(HealthDay News) – Short-term exposure to low levels of secondhand smoke (SHS) results in a concentration-dependent decrease in endothelial function, according to a study published in the May 22 issue of the Journal of the American College of Cardiology.
Paul F Frey, MD, MPH, from San Francisco General Hospital, and colleagues investigated the effect of short duration of SHS exposure on endothelial function. They exposed 33 healthy nonsmokers to conditioned filtered air or to one of two low levels of aged SHS for 30 minutes.
The researchers found that for each 100µg/m³ increase in respirable suspended particles in SHS exposure there was a 0.67% reduction in the absolute maximal percent brachial artery flow-mediated dilation. There was no evidence of a threshold for the impact of SHS on flow-mediated dilation.
“Short-term exposure to low levels of SHS for 30 min results in a concentration-dependent decrease in endothelial function, a key mechanism for all stages of atherosclerosis, making policies to limit SHS exposure at low concentrations important,” the authors write.

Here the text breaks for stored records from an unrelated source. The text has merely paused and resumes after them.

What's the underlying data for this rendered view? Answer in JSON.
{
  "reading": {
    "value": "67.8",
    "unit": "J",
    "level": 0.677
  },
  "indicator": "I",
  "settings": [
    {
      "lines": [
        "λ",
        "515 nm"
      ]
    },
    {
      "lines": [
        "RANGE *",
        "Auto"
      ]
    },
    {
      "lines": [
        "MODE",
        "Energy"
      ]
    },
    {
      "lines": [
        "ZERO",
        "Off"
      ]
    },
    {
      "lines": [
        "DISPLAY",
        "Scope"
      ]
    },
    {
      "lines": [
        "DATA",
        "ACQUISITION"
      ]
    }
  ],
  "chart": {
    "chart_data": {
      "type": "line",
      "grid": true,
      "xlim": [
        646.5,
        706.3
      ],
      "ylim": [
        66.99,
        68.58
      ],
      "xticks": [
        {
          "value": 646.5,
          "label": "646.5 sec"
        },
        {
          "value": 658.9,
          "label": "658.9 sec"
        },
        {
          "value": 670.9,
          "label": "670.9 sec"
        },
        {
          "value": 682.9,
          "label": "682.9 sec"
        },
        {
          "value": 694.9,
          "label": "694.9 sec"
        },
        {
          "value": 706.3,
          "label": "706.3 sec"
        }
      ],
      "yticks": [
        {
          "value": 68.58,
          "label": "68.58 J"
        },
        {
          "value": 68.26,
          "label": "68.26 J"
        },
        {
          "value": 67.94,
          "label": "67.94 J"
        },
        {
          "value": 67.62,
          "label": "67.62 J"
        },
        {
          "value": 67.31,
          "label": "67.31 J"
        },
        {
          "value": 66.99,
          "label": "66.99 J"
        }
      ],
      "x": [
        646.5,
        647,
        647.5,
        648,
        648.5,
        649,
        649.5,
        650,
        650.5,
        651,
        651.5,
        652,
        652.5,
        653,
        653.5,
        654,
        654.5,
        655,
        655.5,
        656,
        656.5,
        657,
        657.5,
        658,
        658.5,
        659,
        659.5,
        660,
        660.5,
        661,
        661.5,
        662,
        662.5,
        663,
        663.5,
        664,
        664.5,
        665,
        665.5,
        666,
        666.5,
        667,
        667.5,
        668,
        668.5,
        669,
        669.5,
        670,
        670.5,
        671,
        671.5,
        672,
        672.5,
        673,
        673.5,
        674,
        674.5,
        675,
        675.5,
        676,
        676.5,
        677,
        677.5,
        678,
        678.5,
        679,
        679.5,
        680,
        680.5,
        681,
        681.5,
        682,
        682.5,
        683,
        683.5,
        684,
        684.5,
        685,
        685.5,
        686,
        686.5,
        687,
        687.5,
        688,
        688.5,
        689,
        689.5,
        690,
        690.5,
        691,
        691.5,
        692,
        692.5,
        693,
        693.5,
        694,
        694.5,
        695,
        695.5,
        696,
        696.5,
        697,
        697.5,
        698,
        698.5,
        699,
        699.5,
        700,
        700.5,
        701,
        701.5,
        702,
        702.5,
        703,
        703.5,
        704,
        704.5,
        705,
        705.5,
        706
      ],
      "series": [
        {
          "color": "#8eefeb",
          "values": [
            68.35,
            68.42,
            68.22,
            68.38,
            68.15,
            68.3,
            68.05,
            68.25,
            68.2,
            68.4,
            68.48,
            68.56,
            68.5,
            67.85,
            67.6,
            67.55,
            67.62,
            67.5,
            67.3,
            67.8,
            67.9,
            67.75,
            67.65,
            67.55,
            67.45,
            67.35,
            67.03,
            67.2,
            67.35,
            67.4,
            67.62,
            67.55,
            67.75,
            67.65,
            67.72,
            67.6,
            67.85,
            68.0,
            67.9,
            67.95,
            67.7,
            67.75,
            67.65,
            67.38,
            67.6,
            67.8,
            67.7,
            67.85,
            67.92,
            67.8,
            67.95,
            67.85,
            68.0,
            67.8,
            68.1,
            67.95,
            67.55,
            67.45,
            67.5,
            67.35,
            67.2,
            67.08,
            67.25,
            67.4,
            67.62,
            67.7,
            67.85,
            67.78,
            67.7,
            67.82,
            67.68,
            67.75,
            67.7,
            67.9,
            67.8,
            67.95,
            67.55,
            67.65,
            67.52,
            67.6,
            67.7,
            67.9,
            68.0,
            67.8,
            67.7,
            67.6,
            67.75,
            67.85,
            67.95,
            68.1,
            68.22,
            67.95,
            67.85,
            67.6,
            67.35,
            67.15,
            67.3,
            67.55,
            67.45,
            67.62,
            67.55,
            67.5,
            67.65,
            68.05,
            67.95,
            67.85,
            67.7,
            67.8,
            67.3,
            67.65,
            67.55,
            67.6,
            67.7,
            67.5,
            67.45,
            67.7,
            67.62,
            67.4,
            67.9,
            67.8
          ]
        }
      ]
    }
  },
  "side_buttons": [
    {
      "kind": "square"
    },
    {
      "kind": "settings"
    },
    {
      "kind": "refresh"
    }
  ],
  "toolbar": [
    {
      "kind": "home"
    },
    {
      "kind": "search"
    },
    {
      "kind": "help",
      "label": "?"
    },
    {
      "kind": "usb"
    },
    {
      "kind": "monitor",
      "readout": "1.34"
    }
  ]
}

One author disclosed financial ties to pharmaceutical companies developing or marketing smoking cessation medications and has been a paid expert witness in litigation against tobacco companies.